Growing up as the youngest of seven children and being able to have her mother home until she was 10 years old molded Susan Sanford’s perspective on the life her children should have growing up.
Sanford met her husband Mark at church. She soon discovered that he had also been raised with a stay-at-home parent and was coincidentally also the youngest of seven children. She knew that this was a man who would raise children with similar values.
“Part of me admires the folks who [both work while raising children], but it’s not the lifestyle we want,” said Sanford.
So after evaluating where each of their careers could take them, Sandford ended up continuing her full-time work while her husband took on the role as stay-at-home dad.
This arrangement was successful for seven years, but then, two years ago, Sanford made the biggest decision of her life: she quit her job as vice president of the Michigan Health Council and started a business of her own. She had not been satisfied with the flexibility the job allowed.
“Getting home at quarter to six every day was a drag,” said Sanford.
With her new business, Sanford Consulting, Sanford works out of her home in Delta Township. She spends most of her time on the phone evaluating physician’s needs and seeing what staff would fulfill those needs.
“I never would have imagined doing this. I’m a risk averter,” said Sanford of starting her own business. “In hindsight, I don’t know what was holding me back.”

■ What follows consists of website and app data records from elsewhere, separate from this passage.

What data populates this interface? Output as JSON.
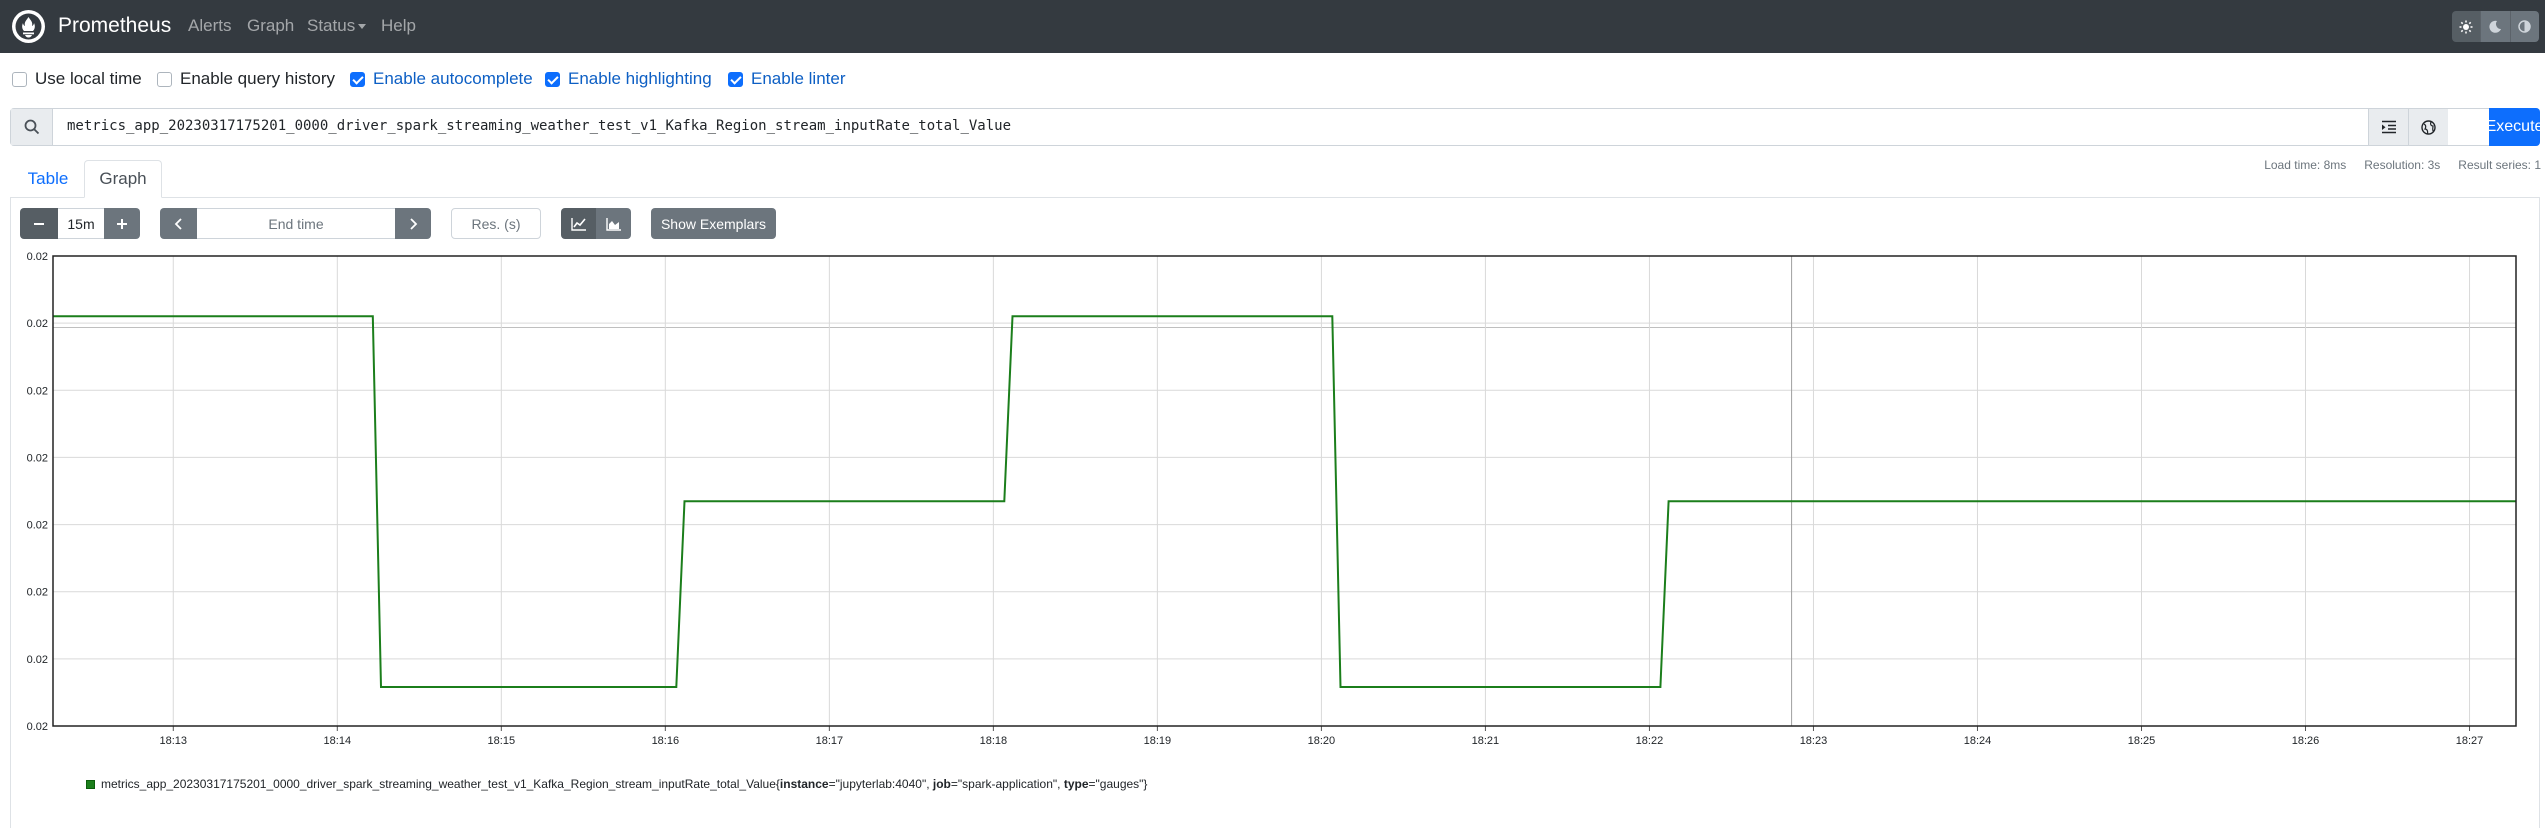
{
  "navbar": {
    "brand": "Prometheus",
    "items": [
      "Alerts",
      "Graph",
      "Status",
      "Help"
    ]
  },
  "options": [
    {
      "label": "Use local time",
      "checked": false
    },
    {
      "label": "Enable query history",
      "checked": false
    },
    {
      "label": "Enable autocomplete",
      "checked": true
    },
    {
      "label": "Enable highlighting",
      "checked": true
    },
    {
      "label": "Enable linter",
      "checked": true
    }
  ],
  "query": {
    "expression": "metrics_app_20230317175201_0000_driver_spark_streaming_weather_test_v1_Kafka_Region_stream_inputRate_total_Value",
    "execute_label": "Execute"
  },
  "tabs": {
    "table": "Table",
    "graph": "Graph"
  },
  "stats": {
    "load_time": "Load time: 8ms",
    "resolution": "Resolution: 3s",
    "result_series": "Result series: 1"
  },
  "controls": {
    "range_value": "15m",
    "end_time_placeholder": "End time",
    "resolution_placeholder": "Res. (s)",
    "exemplars_label": "Show Exemplars"
  },
  "colors": {
    "navbar": "#343a40",
    "accent": "#0d6efd",
    "series": "#1b7e1b"
  },
  "chart_data": {
    "type": "line",
    "y_tick_labels": [
      "0.02",
      "0.02",
      "0.02",
      "0.02",
      "0.02",
      "0.02",
      "0.02",
      "0.02"
    ],
    "x_tick_labels": [
      "18:13",
      "18:14",
      "18:15",
      "18:16",
      "18:17",
      "18:18",
      "18:19",
      "18:20",
      "18:21",
      "18:22",
      "18:23",
      "18:24",
      "18:25",
      "18:26",
      "18:27"
    ],
    "grid": true,
    "legend_position": "bottom-left",
    "series": [
      {
        "name": "metrics_app_20230317175201_0000_driver_spark_streaming_weather_test_v1_Kafka_Region_stream_inputRate_total_Value",
        "labels": [
          {
            "key": "instance",
            "value": "jupyterlab:4040"
          },
          {
            "key": "job",
            "value": "spark-application"
          },
          {
            "key": "type",
            "value": "gauges"
          }
        ],
        "step": [
          {
            "t": "18:12:16",
            "level": "high"
          },
          {
            "t": "18:14:13",
            "level": "high"
          },
          {
            "t": "18:14:16",
            "level": "low"
          },
          {
            "t": "18:16:04",
            "level": "low"
          },
          {
            "t": "18:16:07",
            "level": "mid"
          },
          {
            "t": "18:18:04",
            "level": "mid"
          },
          {
            "t": "18:18:07",
            "level": "high"
          },
          {
            "t": "18:20:04",
            "level": "high"
          },
          {
            "t": "18:20:07",
            "level": "low"
          },
          {
            "t": "18:22:04",
            "level": "low"
          },
          {
            "t": "18:22:07",
            "level": "mid"
          },
          {
            "t": "18:27:17",
            "level": "mid"
          }
        ]
      }
    ]
  }
}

The decision was made so Sanford could spend more time with her family and be more active as a wife and mother to her two children, Max and Mikayla. She loves being present more often, and the flexibility working at home allows her. It also allowed her husband to work part-time at the Michigan Athletic Club.
“The kids love it, they’re spoiled in the sense that we’re both around a lot,” said Sanford.

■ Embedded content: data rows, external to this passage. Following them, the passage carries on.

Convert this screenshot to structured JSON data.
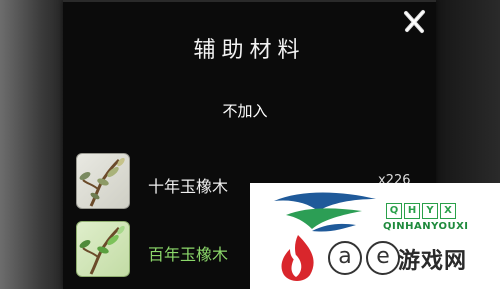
{
  "dialog": {
    "title": "辅助材料",
    "no_add_label": "不加入",
    "close_icon": "close-x-icon"
  },
  "items": [
    {
      "name": "十年玉橡木",
      "count": "x226",
      "icon": "jade-oak-branch-icon",
      "rarity_color": "#efefef"
    },
    {
      "name": "百年玉橡木",
      "count": "",
      "icon": "jade-oak-branch-icon",
      "rarity_color": "#8bd76a"
    }
  ],
  "watermark": {
    "brand_letters": [
      "Q",
      "H",
      "Y",
      "X"
    ],
    "subtitle": "QINHANYOUXI",
    "circled_letters": [
      "a",
      "e"
    ],
    "site_name": "游戏网"
  }
}
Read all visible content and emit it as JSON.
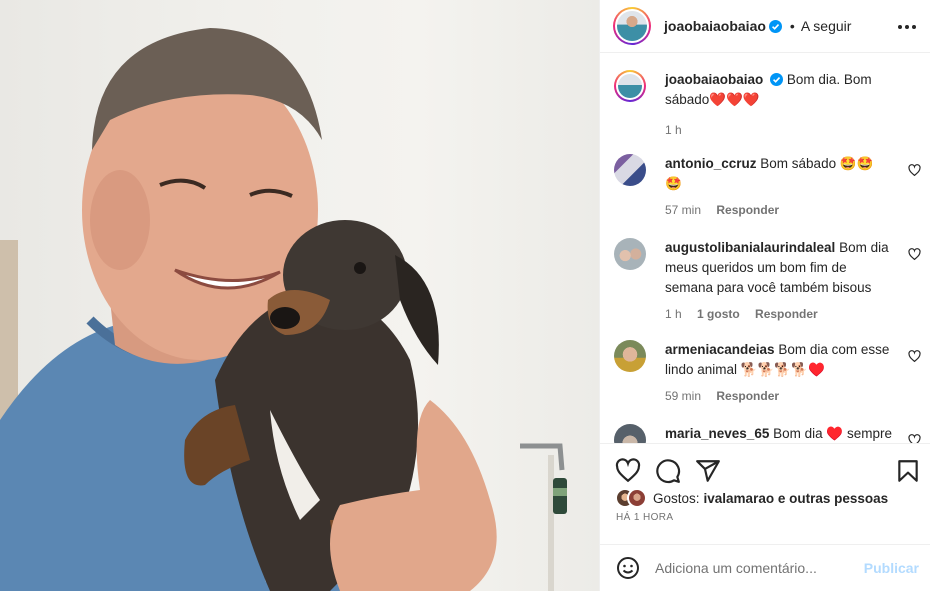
{
  "post": {
    "username": "joaobaiaobaiao",
    "follow_label": "A seguir",
    "separator": "•",
    "photo_description_icon": "photo"
  },
  "caption": {
    "username": "joaobaiaobaiao",
    "text": "Bom dia. Bom sábado",
    "emoji": "❤️❤️❤️",
    "time": "1 h"
  },
  "comments": [
    {
      "username": "antonio_ccruz",
      "text": "Bom sábado 🤩🤩",
      "text2": "🤩",
      "time": "57 min",
      "likes": "",
      "reply": "Responder"
    },
    {
      "username": "augustolibanialaurindaleal",
      "text": "Bom dia meus queridos um bom fim de semana para você também bisous",
      "time": "1 h",
      "likes": "1 gosto",
      "reply": "Responder"
    },
    {
      "username": "armeniacandeias",
      "text": "Bom dia com esse lindo animal 🐕🐕🐕🐕♥️",
      "time": "59 min",
      "likes": "",
      "reply": "Responder"
    },
    {
      "username": "maria_neves_65",
      "text": "Bom dia ♥️ sempre",
      "time": "",
      "likes": "",
      "reply": ""
    }
  ],
  "likes": {
    "label": "Gostos:",
    "text": "ivalamarao e outras pessoas"
  },
  "timestamp": "HÁ 1 HORA",
  "comment_box": {
    "placeholder": "Adiciona um comentário...",
    "publish_label": "Publicar"
  },
  "colors": {
    "verified": "#0095f6",
    "heart": "#ed4956",
    "publish_disabled": "#b3dbff",
    "meta": "#737373"
  }
}
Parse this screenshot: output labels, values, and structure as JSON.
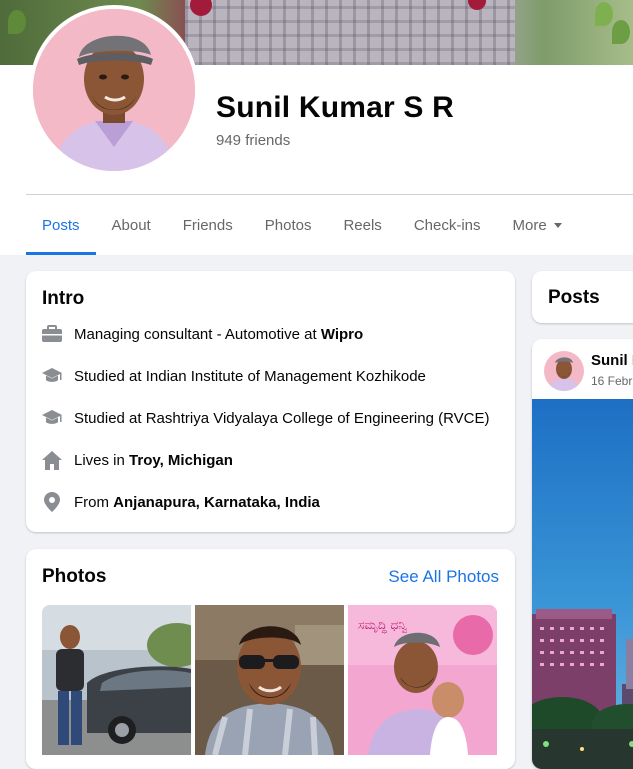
{
  "profile": {
    "name": "Sunil Kumar S R",
    "friends": "949 friends"
  },
  "tabs": [
    {
      "label": "Posts",
      "active": true
    },
    {
      "label": "About"
    },
    {
      "label": "Friends"
    },
    {
      "label": "Photos"
    },
    {
      "label": "Reels"
    },
    {
      "label": "Check-ins"
    },
    {
      "label": "More"
    }
  ],
  "intro": {
    "title": "Intro",
    "items": [
      {
        "icon": "briefcase-icon",
        "text": "Managing consultant - Automotive at ",
        "bold": "Wipro"
      },
      {
        "icon": "graduation-cap-icon",
        "text": "Studied at Indian Institute of Management Kozhikode",
        "bold": ""
      },
      {
        "icon": "graduation-cap-icon",
        "text": "Studied at Rashtriya Vidyalaya College of Engineering (RVCE)",
        "bold": ""
      },
      {
        "icon": "home-icon",
        "text": "Lives in ",
        "bold": "Troy, Michigan"
      },
      {
        "icon": "location-pin-icon",
        "text": "From ",
        "bold": "Anjanapura, Karnataka, India"
      }
    ]
  },
  "photos": {
    "title": "Photos",
    "see_all": "See All Photos",
    "banner_text": "ಸಮೃದ್ಧಿ ಧನ್ವಿ"
  },
  "posts": {
    "title": "Posts",
    "author": "Sunil K",
    "date": "16 Febr"
  },
  "colors": {
    "accent": "#1b74e4",
    "secondary_text": "#65676b",
    "background": "#f0f2f5"
  }
}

Sanford said she has always wanted a simple life, something her family instilled in her while she grew up on a farm in North Branch, MI.
In her spare time, Sanford enjoys camping and playing games with her family, reading and doing community service. She has been on the board for the Haven House for four years.
“If I had more time, then the one thing I would do is volunteer more.”